Ten reasons men should not be ordained for the ministry

Ten reasons why men should not be ordained for ministry
Thanks to Eugene Cho

10. A man’s place is in the army.

9. The pastoral duties of men who have children might distract them from the responsibility of being a parent.

8. The physique of men indicates that they are more suited to such tasks as chopping down trees and wrestling mountain lions. It would be “unnatural” for them to do ministerial tasks.

7. Man was created before woman, obviously as a prototype. Thus, they represent an experiment rather than the crowning achievement of creation.

6. Men are too emotional to be priests or pastors. Their conduct at football and basketball games demonstrates this.

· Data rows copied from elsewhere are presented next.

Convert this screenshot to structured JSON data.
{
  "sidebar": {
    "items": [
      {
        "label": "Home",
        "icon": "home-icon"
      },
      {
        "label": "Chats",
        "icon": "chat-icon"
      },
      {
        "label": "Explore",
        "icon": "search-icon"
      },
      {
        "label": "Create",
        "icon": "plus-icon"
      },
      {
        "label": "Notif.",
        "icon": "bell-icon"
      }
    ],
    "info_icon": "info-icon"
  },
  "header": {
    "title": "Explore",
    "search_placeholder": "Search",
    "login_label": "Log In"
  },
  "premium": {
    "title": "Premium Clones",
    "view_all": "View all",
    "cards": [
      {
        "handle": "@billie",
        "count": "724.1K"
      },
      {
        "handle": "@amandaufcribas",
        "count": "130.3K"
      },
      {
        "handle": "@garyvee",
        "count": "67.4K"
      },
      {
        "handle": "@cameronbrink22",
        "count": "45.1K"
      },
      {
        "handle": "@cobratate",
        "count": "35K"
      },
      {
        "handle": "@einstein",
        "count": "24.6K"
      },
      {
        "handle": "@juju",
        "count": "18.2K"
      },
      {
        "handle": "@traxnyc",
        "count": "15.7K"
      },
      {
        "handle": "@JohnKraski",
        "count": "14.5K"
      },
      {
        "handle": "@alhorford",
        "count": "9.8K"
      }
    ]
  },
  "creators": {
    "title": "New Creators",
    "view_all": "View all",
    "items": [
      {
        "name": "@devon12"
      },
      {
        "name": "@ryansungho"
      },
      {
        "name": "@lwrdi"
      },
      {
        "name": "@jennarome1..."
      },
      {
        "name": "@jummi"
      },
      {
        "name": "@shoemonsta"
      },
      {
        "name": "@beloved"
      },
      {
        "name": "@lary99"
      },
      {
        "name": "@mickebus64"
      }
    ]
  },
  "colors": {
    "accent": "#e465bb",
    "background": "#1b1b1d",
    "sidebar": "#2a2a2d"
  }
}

5. Some men are handsome, and this will distract women worshipers.

4. Pastors need to nurture their congregations. But this is not a traditional male role. Throughout history, women have been recognized as not only more skilled than men at nurturing, but also more fervently attracted to it. This makes them the obvious choice for ordination.

3. Men are prone to violence. No really masculine man wants to settle disputes except by fighting about them. Thus they would be poor role models as well as dangerously unstable in positions of leadership.

2. The New Testament tells us that Jesus was betrayed by a man. His lack of faith and ensuing punishment remind us of the subordinated position that all men should take.

1. Men can still be involved in church activities, even without being ordained. They can sweep sidewalks, repair the church roof, and perhaps even lead the song service on Father’s Day. By confining themselves to such traditional male roles, they can still be vitally important in the life of the church.


Is this the way we age?

MSN.COM ran a spread on how the celebrities look before an after they have gone under the knife.  Believe me, natural aging looks better!!! Kenny Rogers looks like a space alien, not to mention Wayne Newton.

But I do wonder if there is a parallel to Christians who go into makeover mode, spiritually speaking, and end up not being themselves. We fall into line with the latest makeover and adopt a persona that promises the new and the exciting. I think of the new men’s movement or the latest version of positive Christianity or the newest road tour of the Women of Faith seminars. Yes, there is something to see and to learn. But the problem comes when we think we have found the ultimate plastic surgery (spiritually speaking) and we have been granted the genie’s wish of no longer being ourselves. The reality is that I am me. You are you. We will always have our genetic code, physically and spiritually – our combination of gifts, challenges, tendencies and patterns. These will be sanctified, utilized, and where necessary challenged and watched. Spiritual growth is always changing me into the real, God-designed me. Embracing this reality leads to authenticity and true attractiveness. My belief is that each of us has been given a certain kind of brokenness to face and overcome with Christ’s power. We never lose that brokenness – we embrace it and become a demonstration to the world of Christ in us, the hope of glory. Fads can seem to promise me that I can escape that struggle, lose that memory, change the gravitational pull of that pattern. I think not. The new nature does not replace the old nature. The old nature remains. The new grows stronger and the old becomes weaker – but it never ceases to exist and will always reassert itself given the chance.

Note these verses:

(1Ti 6:6)  A devout life does bring wealth, but it’s the rich simplicity of being yourself before God.
(Gal 6:4)  Make a careful exploration of who you are and the work you have been given, and then sink yourself into that. Don’t be impressed with yourself. Don’t compare yourself with others.
Each of you must take responsibility for doing the creative best you can with your own life.

In Weak Rivets, a Possible Key to Titanic’s Doom – the theories go on

Click here for the New York Times article. Once again, great catastrophes of made up of small shortcuts. Sounds like I have heard this before, like 2,000 years ago in the words of Jesus. Mat 7:13 – “Don’t look for shortcuts to God. The market is flooded with surefire, easygoing formulas for a successful life that can be practiced in your spare time. Don’t fall for that stuff, even though crowds of people do.” It feels like I live in a day of shortcut Christianity. Don’t have to pay attention to the rivets of building transformed lives – you can have it all today. But the rivets I use pop in a crisis. The ripping of the Titanic’s hull stopped at the point where the rivet materials changed from iron to steel. Rivets aren’t the ship, but they keep the ship strong. A lesson is in here somewhere for churches and those who attend them.